--- ACTIVITY ---
Print each entry again exactly as written, and keep the pictures out.

[Dataset rows for apps and sites]
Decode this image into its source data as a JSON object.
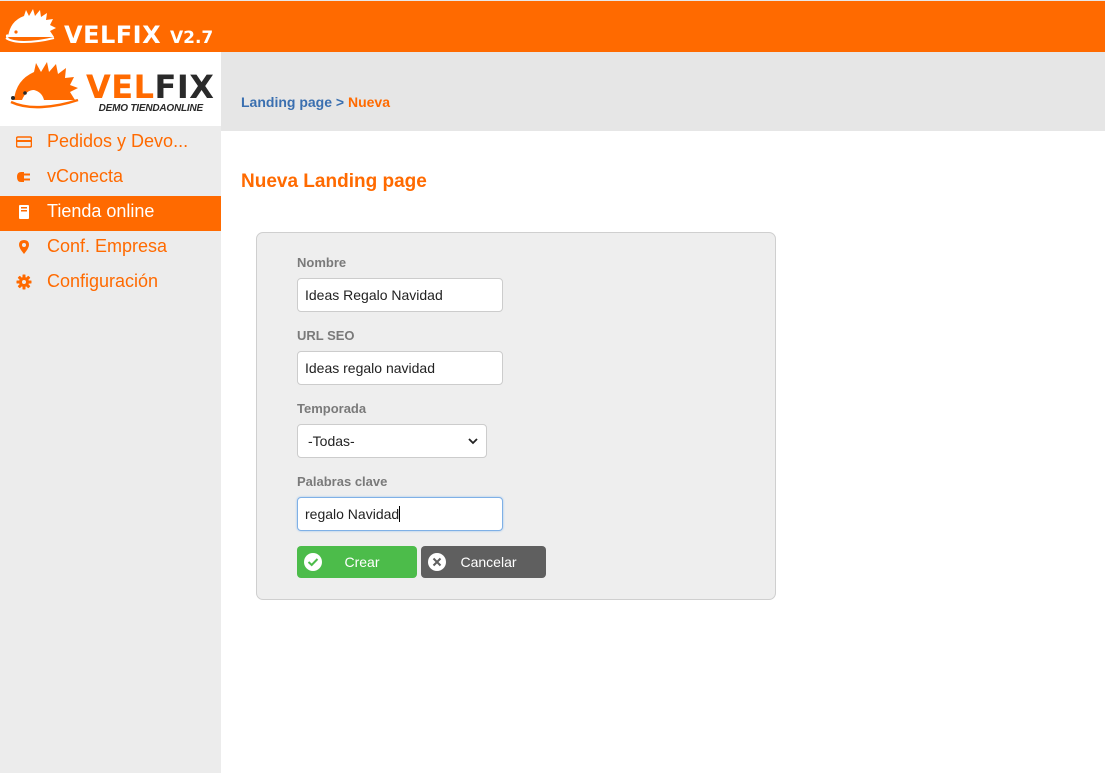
{
  "header": {
    "brand": "VELFIX",
    "version": "V2.7"
  },
  "logo": {
    "word_a": "VEL",
    "word_b": "FIX",
    "subtitle": "DEMO TIENDAONLINE"
  },
  "sidebar": {
    "items": [
      {
        "label": "Pedidos y Devo...",
        "icon": "credit-card-icon",
        "active": false
      },
      {
        "label": "vConecta",
        "icon": "plug-icon",
        "active": false
      },
      {
        "label": "Tienda online",
        "icon": "book-icon",
        "active": true
      },
      {
        "label": "Conf. Empresa",
        "icon": "map-pin-icon",
        "active": false
      },
      {
        "label": "Configuración",
        "icon": "gear-icon",
        "active": false
      }
    ]
  },
  "breadcrumb": {
    "parent": "Landing page",
    "separator": ">",
    "current": "Nueva"
  },
  "page": {
    "title": "Nueva Landing page"
  },
  "form": {
    "nombre_label": "Nombre",
    "nombre_value": "Ideas Regalo Navidad",
    "url_label": "URL SEO",
    "url_value": "Ideas regalo navidad",
    "temporada_label": "Temporada",
    "temporada_value": "-Todas-",
    "palabras_label": "Palabras clave",
    "palabras_value": "regalo Navidad"
  },
  "buttons": {
    "create": "Crear",
    "cancel": "Cancelar"
  },
  "colors": {
    "brand_orange": "#ff6a00",
    "success_green": "#4cbc4a",
    "cancel_gray": "#5f5f5f",
    "link_blue": "#3a6fb0"
  }
}
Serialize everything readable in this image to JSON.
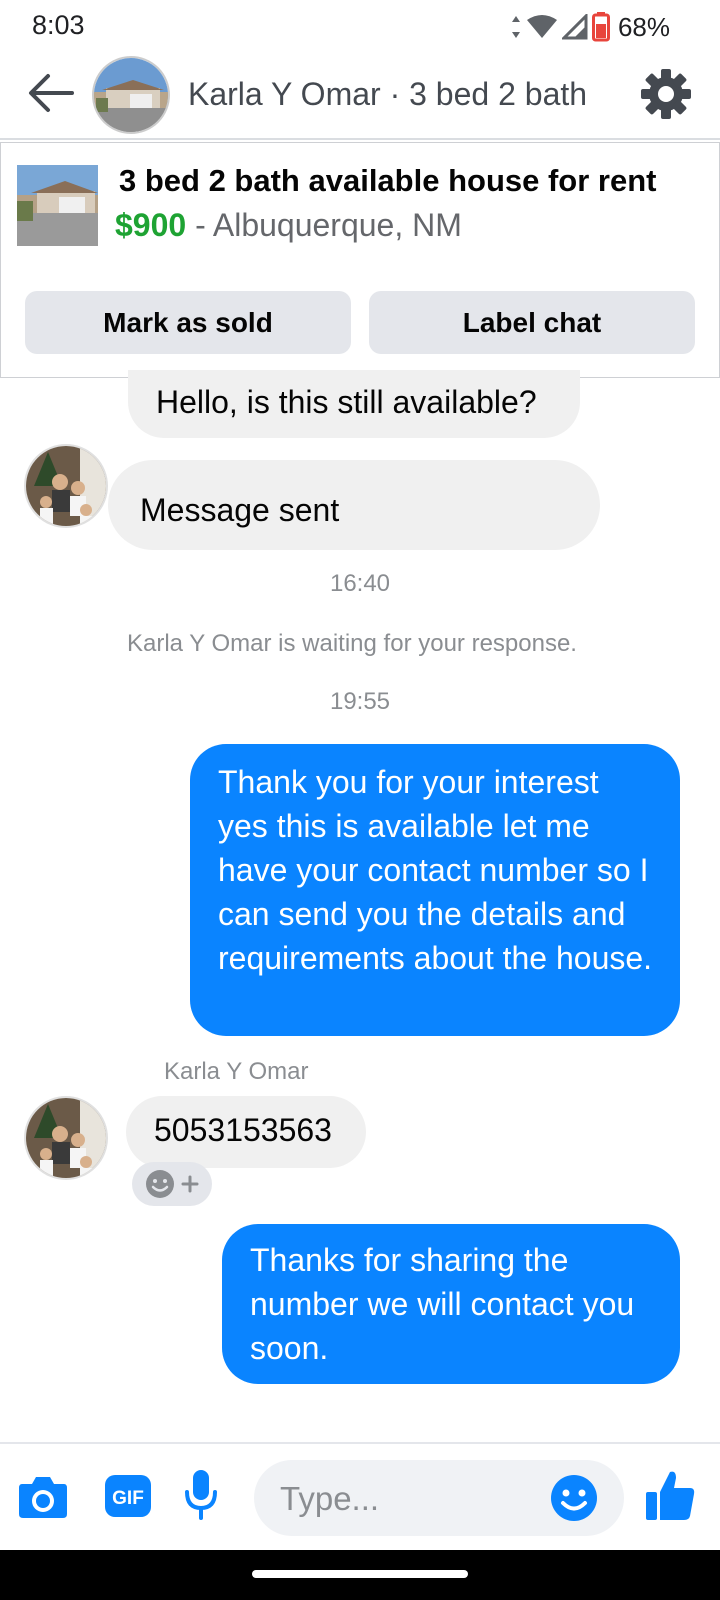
{
  "status_bar": {
    "time": "8:03",
    "battery": "68%",
    "icons": [
      "data-arrows-icon",
      "wifi-icon",
      "signal-icon",
      "battery-icon"
    ]
  },
  "header": {
    "title": "Karla Y Omar · 3 bed 2 bath",
    "icons": [
      "back-arrow-icon",
      "gear-icon"
    ]
  },
  "listing": {
    "title": "3 bed 2 bath available house for rent",
    "price": "$900",
    "separator": " - ",
    "location": "Albuquerque, NM",
    "buttons": {
      "mark_sold": "Mark as sold",
      "label_chat": "Label chat"
    }
  },
  "messages": {
    "m1": "Hello, is this still available?",
    "m2": "Message sent",
    "time1": "16:40",
    "waiting": "Karla Y Omar is waiting for your response.",
    "time2": "19:55",
    "m3": "Thank you for your interest yes this is available let me have your contact number so I can send you the details and requirements about the house.",
    "sender": "Karla Y Omar",
    "m4": "5053153563",
    "m5": "Thanks for sharing the number we will contact you soon."
  },
  "composer": {
    "placeholder": "Type...",
    "icons": [
      "camera-icon",
      "gif-icon",
      "microphone-icon",
      "emoji-icon",
      "thumbs-up-icon"
    ],
    "gif_label": "GIF"
  },
  "colors": {
    "accent": "#0a84ff",
    "price_green": "#1ea333",
    "incoming_bubble": "#f0f0f0",
    "button_gray": "#e4e6eb",
    "battery_red": "#e8453c"
  }
}
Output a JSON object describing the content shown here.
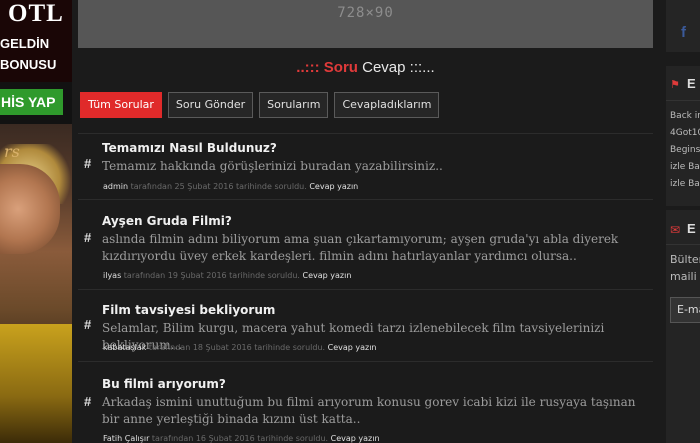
{
  "left_ad": {
    "line1": "OTL",
    "line2": "GELDİN",
    "line3": "BONUSU",
    "button": "HİS YAP",
    "script": "rs"
  },
  "top_banner": {
    "size_text": "728×90"
  },
  "heading": {
    "prefix": "..::: ",
    "highlight": "Soru",
    "word": " Cevap",
    "suffix": " :::..."
  },
  "tabs": [
    "Tüm Sorular",
    "Soru Gönder",
    "Sorularım",
    "Cevapladıklarım"
  ],
  "questions": [
    {
      "title": "Temamızı Nasıl Buldunuz?",
      "body": "Temamız hakkında görüşlerinizi buradan yazabilirsiniz..",
      "user": "admin",
      "meta": "tarafından 25 Şubat 2016 tarihinde soruldu.",
      "reply": "Cevap yazın"
    },
    {
      "title": "Ayşen Gruda Filmi?",
      "body": "aslında filmin adını biliyorum ama şuan çıkartamıyorum; ayşen gruda'yı abla diyerek kızdırıyordu üvey erkek kardeşleri. filmin adını hatırlayanlar yardımcı olursa..",
      "user": "ilyas",
      "meta": "tarafından 19 Şubat 2016 tarihinde soruldu.",
      "reply": "Cevap yazın"
    },
    {
      "title": "Film tavsiyesi bekliyorum",
      "body": "Selamlar, Bilim kurgu, macera yahut komedi tarzı izlenebilecek film tavsiyelerinizi bekliyorum...",
      "user": "kabataslak",
      "meta": "tarafından 18 Şubat 2016 tarihinde soruldu.",
      "reply": "Cevap yazın"
    },
    {
      "title": "Bu filmi arıyorum?",
      "body": "Arkadaş ismini unuttuğum bu filmi arıyorum konusu gorev icabi kizi ile rusyaya taşınan bir anne yerleştiği binada kızını üst katta..",
      "user": "Fatih Çalışır",
      "meta": "tarafından 16 Şubat 2016 tarihinde soruldu.",
      "reply": "Cevap yazın"
    }
  ],
  "sidebar": {
    "social_icon": "facebook-icon",
    "title1": "E",
    "links": [
      "Back in",
      "4Got10",
      "Begins",
      "izle Ba",
      "izle Bat"
    ],
    "title2": "E",
    "newsletter_lines": [
      "Bülter",
      "maili"
    ],
    "email_placeholder": "E-ma"
  },
  "colors": {
    "accent": "#e02a2a",
    "button_green": "#2f9a2c",
    "background": "#1b1b1b"
  }
}
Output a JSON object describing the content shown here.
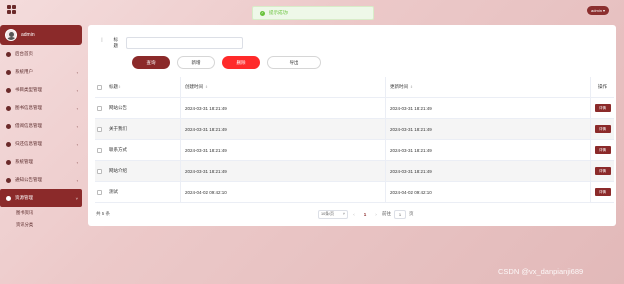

--- ANSWER AREA ---
Decode this image into its source data as a JSON object.
{
  "header": {
    "brand": "VELFIX",
    "version": "V2.7"
  },
  "logo": {
    "word_a": "VEL",
    "word_b": "FIX",
    "subtitle": "DEMO TIENDAONLINE"
  },
  "sidebar": {
    "items": [
      {
        "label": "Pedidos y Devo...",
        "icon": "credit-card-icon",
        "active": false
      },
      {
        "label": "vConecta",
        "icon": "plug-icon",
        "active": false
      },
      {
        "label": "Tienda online",
        "icon": "book-icon",
        "active": true
      },
      {
        "label": "Conf. Empresa",
        "icon": "map-pin-icon",
        "active": false
      },
      {
        "label": "Configuración",
        "icon": "gear-icon",
        "active": false
      }
    ]
  },
  "breadcrumb": {
    "parent": "Landing page",
    "separator": ">",
    "current": "Nueva"
  },
  "page": {
    "title": "Nueva Landing page"
  },
  "form": {
    "nombre_label": "Nombre",
    "nombre_value": "Ideas Regalo Navidad",
    "url_label": "URL SEO",
    "url_value": "Ideas regalo navidad",
    "temporada_label": "Temporada",
    "temporada_value": "-Todas-",
    "palabras_label": "Palabras clave",
    "palabras_value": "regalo Navidad"
  },
  "buttons": {
    "create": "Crear",
    "cancel": "Cancelar"
  },
  "colors": {
    "brand_orange": "#ff6a00",
    "success_green": "#4cbc4a",
    "cancel_gray": "#5f5f5f",
    "link_blue": "#3a6fb0"
  }
}
Serialize everything readable in this image to JSON.
{
  "status_bar": {
    "time": "8:03",
    "battery": "68%",
    "icons": [
      "data-arrows-icon",
      "wifi-icon",
      "signal-icon",
      "battery-icon"
    ]
  },
  "header": {
    "title": "Karla Y Omar · 3 bed 2 bath",
    "icons": [
      "back-arrow-icon",
      "gear-icon"
    ]
  },
  "listing": {
    "title": "3 bed 2 bath available house for rent",
    "price": "$900",
    "separator": " - ",
    "location": "Albuquerque, NM",
    "buttons": {
      "mark_sold": "Mark as sold",
      "label_chat": "Label chat"
    }
  },
  "messages": {
    "m1": "Hello, is this still available?",
    "m2": "Message sent",
    "time1": "16:40",
    "waiting": "Karla Y Omar is waiting for your response.",
    "time2": "19:55",
    "m3": "Thank you for your interest yes this is available let me have your contact number so I can send you the details and requirements about the house.",
    "sender": "Karla Y Omar",
    "m4": "5053153563",
    "m5": "Thanks for sharing the number we will contact you soon."
  },
  "composer": {
    "placeholder": "Type...",
    "icons": [
      "camera-icon",
      "gif-icon",
      "microphone-icon",
      "emoji-icon",
      "thumbs-up-icon"
    ],
    "gif_label": "GIF"
  },
  "colors": {
    "accent": "#0a84ff",
    "price_green": "#1ea333",
    "incoming_bubble": "#f0f0f0",
    "button_gray": "#e4e6eb",
    "battery_red": "#e8453c"
  }
}
Output a JSON object describing the content shown here.
{
  "left_ad": {
    "line1": "OTL",
    "line2": "GELDİN",
    "line3": "BONUSU",
    "button": "HİS YAP",
    "script": "rs"
  },
  "top_banner": {
    "size_text": "728×90"
  },
  "heading": {
    "prefix": "..::: ",
    "highlight": "Soru",
    "word": " Cevap",
    "suffix": " :::..."
  },
  "tabs": [
    "Tüm Sorular",
    "Soru Gönder",
    "Sorularım",
    "Cevapladıklarım"
  ],
  "questions": [
    {
      "title": "Temamızı Nasıl Buldunuz?",
      "body": "Temamız hakkında görüşlerinizi buradan yazabilirsiniz..",
      "user": "admin",
      "meta": "tarafından 25 Şubat 2016 tarihinde soruldu.",
      "reply": "Cevap yazın"
    },
    {
      "title": "Ayşen Gruda Filmi?",
      "body": "aslında filmin adını biliyorum ama şuan çıkartamıyorum; ayşen gruda'yı abla diyerek kızdırıyordu üvey erkek kardeşleri. filmin adını hatırlayanlar yardımcı olursa..",
      "user": "ilyas",
      "meta": "tarafından 19 Şubat 2016 tarihinde soruldu.",
      "reply": "Cevap yazın"
    },
    {
      "title": "Film tavsiyesi bekliyorum",
      "body": "Selamlar, Bilim kurgu, macera yahut komedi tarzı izlenebilecek film tavsiyelerinizi bekliyorum...",
      "user": "kabataslak",
      "meta": "tarafından 18 Şubat 2016 tarihinde soruldu.",
      "reply": "Cevap yazın"
    },
    {
      "title": "Bu filmi arıyorum?",
      "body": "Arkadaş ismini unuttuğum bu filmi arıyorum konusu gorev icabi kizi ile rusyaya taşınan bir anne yerleştiği binada kızını üst katta..",
      "user": "Fatih Çalışır",
      "meta": "tarafından 16 Şubat 2016 tarihinde soruldu.",
      "reply": "Cevap yazın"
    }
  ],
  "sidebar": {
    "social_icon": "facebook-icon",
    "title1": "E",
    "links": [
      "Back in",
      "4Got10",
      "Begins",
      "izle Ba",
      "izle Bat"
    ],
    "title2": "E",
    "newsletter_lines": [
      "Bülter",
      "maili"
    ],
    "email_placeholder": "E-ma"
  },
  "colors": {
    "accent": "#e02a2a",
    "button_green": "#2f9a2c",
    "background": "#1b1b1b"
  }
}
Output a JSON object describing the content shown here.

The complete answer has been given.